Set each line of the records down again exactly, please.

Listed records:
===

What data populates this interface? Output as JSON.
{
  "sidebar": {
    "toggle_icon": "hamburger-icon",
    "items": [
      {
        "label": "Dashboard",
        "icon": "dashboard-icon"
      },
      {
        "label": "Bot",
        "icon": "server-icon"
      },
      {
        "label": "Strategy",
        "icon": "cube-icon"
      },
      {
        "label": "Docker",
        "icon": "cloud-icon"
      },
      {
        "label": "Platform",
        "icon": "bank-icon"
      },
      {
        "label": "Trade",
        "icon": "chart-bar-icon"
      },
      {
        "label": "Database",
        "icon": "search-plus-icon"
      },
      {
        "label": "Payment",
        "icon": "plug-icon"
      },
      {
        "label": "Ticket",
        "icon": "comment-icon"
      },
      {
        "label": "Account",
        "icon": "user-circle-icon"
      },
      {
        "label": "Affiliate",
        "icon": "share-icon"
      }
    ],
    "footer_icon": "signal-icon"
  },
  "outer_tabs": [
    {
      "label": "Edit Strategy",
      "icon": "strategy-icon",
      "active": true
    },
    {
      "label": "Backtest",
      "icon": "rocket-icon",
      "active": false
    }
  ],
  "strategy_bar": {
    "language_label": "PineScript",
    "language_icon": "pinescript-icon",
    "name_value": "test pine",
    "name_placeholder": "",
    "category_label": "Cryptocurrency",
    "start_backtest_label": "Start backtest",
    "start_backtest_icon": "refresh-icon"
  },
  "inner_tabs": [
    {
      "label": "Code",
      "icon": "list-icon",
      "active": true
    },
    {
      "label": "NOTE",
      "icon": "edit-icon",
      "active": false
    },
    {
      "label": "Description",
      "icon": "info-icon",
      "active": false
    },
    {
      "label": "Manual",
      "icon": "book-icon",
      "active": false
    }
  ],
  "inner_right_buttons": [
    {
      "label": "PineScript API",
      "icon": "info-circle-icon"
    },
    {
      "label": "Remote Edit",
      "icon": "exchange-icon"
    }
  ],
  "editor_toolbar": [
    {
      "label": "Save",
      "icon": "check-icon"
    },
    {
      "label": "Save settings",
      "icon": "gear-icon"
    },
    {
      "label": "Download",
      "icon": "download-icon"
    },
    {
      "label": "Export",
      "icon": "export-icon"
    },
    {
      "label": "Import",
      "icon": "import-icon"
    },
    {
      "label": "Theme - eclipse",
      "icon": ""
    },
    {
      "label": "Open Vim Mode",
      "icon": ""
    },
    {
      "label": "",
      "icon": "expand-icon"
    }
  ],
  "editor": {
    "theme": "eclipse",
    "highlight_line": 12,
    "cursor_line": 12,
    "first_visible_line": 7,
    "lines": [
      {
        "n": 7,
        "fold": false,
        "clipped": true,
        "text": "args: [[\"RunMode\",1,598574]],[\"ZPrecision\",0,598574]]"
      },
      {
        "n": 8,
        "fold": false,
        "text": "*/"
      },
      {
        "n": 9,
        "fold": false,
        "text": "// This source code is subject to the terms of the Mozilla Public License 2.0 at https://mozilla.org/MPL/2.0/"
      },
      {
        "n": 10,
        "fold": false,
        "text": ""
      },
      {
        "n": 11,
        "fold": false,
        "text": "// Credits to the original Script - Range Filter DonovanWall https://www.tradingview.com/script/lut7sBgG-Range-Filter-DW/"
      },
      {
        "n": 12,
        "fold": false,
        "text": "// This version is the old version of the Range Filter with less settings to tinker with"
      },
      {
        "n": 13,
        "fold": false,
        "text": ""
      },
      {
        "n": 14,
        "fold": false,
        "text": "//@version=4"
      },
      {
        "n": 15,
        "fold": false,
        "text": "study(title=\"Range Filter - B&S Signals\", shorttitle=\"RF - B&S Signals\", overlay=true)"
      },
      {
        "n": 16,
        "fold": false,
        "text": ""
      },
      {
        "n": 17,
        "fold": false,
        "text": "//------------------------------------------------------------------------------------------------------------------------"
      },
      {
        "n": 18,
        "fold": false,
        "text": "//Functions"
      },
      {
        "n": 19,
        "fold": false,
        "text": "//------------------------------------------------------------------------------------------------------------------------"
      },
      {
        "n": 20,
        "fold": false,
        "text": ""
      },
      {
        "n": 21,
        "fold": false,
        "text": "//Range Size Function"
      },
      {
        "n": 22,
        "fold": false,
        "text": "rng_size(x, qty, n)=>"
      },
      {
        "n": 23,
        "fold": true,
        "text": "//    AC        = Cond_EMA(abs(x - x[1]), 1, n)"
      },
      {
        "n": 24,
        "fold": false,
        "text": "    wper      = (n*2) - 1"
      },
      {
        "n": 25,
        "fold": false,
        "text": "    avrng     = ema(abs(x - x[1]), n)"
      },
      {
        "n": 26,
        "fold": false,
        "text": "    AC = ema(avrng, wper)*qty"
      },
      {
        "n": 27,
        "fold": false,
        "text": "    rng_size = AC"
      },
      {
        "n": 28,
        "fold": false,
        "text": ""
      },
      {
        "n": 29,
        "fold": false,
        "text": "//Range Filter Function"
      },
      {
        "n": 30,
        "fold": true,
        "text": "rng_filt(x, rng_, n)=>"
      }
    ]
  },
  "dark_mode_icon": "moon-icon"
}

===

Response to the task:
What data populates this interface? Output as JSON.
{
  "sidebar": {
    "toggle_icon": "hamburger-icon",
    "items": [
      {
        "label": "Dashboard",
        "icon": "dashboard-icon"
      },
      {
        "label": "Bot",
        "icon": "server-icon"
      },
      {
        "label": "Strategy",
        "icon": "cube-icon"
      },
      {
        "label": "Docker",
        "icon": "cloud-icon"
      },
      {
        "label": "Platform",
        "icon": "bank-icon"
      },
      {
        "label": "Trade",
        "icon": "chart-bar-icon"
      },
      {
        "label": "Database",
        "icon": "search-plus-icon"
      },
      {
        "label": "Payment",
        "icon": "plug-icon"
      },
      {
        "label": "Ticket",
        "icon": "comment-icon"
      },
      {
        "label": "Account",
        "icon": "user-circle-icon"
      },
      {
        "label": "Affiliate",
        "icon": "share-icon"
      }
    ],
    "footer_icon": "signal-icon"
  },
  "outer_tabs": [
    {
      "label": "Edit Strategy",
      "icon": "strategy-icon",
      "active": true
    },
    {
      "label": "Backtest",
      "icon": "rocket-icon",
      "active": false
    }
  ],
  "strategy_bar": {
    "language_label": "PineScript",
    "language_icon": "pinescript-icon",
    "name_value": "test pine",
    "name_placeholder": "",
    "category_label": "Cryptocurrency",
    "start_backtest_label": "Start backtest",
    "start_backtest_icon": "refresh-icon"
  },
  "inner_tabs": [
    {
      "label": "Code",
      "icon": "list-icon",
      "active": true
    },
    {
      "label": "NOTE",
      "icon": "edit-icon",
      "active": false
    },
    {
      "label": "Description",
      "icon": "info-icon",
      "active": false
    },
    {
      "label": "Manual",
      "icon": "book-icon",
      "active": false
    }
  ],
  "inner_right_buttons": [
    {
      "label": "PineScript API",
      "icon": "info-circle-icon"
    },
    {
      "label": "Remote Edit",
      "icon": "exchange-icon"
    }
  ],
  "editor_toolbar": [
    {
      "label": "Save",
      "icon": "check-icon"
    },
    {
      "label": "Save settings",
      "icon": "gear-icon"
    },
    {
      "label": "Download",
      "icon": "download-icon"
    },
    {
      "label": "Export",
      "icon": "export-icon"
    },
    {
      "label": "Import",
      "icon": "import-icon"
    },
    {
      "label": "Theme - eclipse",
      "icon": ""
    },
    {
      "label": "Open Vim Mode",
      "icon": ""
    },
    {
      "label": "",
      "icon": "expand-icon"
    }
  ],
  "editor": {
    "theme": "eclipse",
    "highlight_line": 12,
    "cursor_line": 12,
    "first_visible_line": 7,
    "lines": [
      {
        "n": 7,
        "fold": false,
        "clipped": true,
        "text": "args: [[\"RunMode\",1,598574]],[\"ZPrecision\",0,598574]]"
      },
      {
        "n": 8,
        "fold": false,
        "text": "*/"
      },
      {
        "n": 9,
        "fold": false,
        "text": "// This source code is subject to the terms of the Mozilla Public License 2.0 at https://mozilla.org/MPL/2.0/"
      },
      {
        "n": 10,
        "fold": false,
        "text": ""
      },
      {
        "n": 11,
        "fold": false,
        "text": "// Credits to the original Script - Range Filter DonovanWall https://www.tradingview.com/script/lut7sBgG-Range-Filter-DW/"
      },
      {
        "n": 12,
        "fold": false,
        "text": "// This version is the old version of the Range Filter with less settings to tinker with"
      },
      {
        "n": 13,
        "fold": false,
        "text": ""
      },
      {
        "n": 14,
        "fold": false,
        "text": "//@version=4"
      },
      {
        "n": 15,
        "fold": false,
        "text": "study(title=\"Range Filter - B&S Signals\", shorttitle=\"RF - B&S Signals\", overlay=true)"
      },
      {
        "n": 16,
        "fold": false,
        "text": ""
      },
      {
        "n": 17,
        "fold": false,
        "text": "//------------------------------------------------------------------------------------------------------------------------"
      },
      {
        "n": 18,
        "fold": false,
        "text": "//Functions"
      },
      {
        "n": 19,
        "fold": false,
        "text": "//------------------------------------------------------------------------------------------------------------------------"
      },
      {
        "n": 20,
        "fold": false,
        "text": ""
      },
      {
        "n": 21,
        "fold": false,
        "text": "//Range Size Function"
      },
      {
        "n": 22,
        "fold": false,
        "text": "rng_size(x, qty, n)=>"
      },
      {
        "n": 23,
        "fold": true,
        "text": "//    AC        = Cond_EMA(abs(x - x[1]), 1, n)"
      },
      {
        "n": 24,
        "fold": false,
        "text": "    wper      = (n*2) - 1"
      },
      {
        "n": 25,
        "fold": false,
        "text": "    avrng     = ema(abs(x - x[1]), n)"
      },
      {
        "n": 26,
        "fold": false,
        "text": "    AC = ema(avrng, wper)*qty"
      },
      {
        "n": 27,
        "fold": false,
        "text": "    rng_size = AC"
      },
      {
        "n": 28,
        "fold": false,
        "text": ""
      },
      {
        "n": 29,
        "fold": false,
        "text": "//Range Filter Function"
      },
      {
        "n": 30,
        "fold": true,
        "text": "rng_filt(x, rng_, n)=>"
      }
    ]
  },
  "dark_mode_icon": "moon-icon"
}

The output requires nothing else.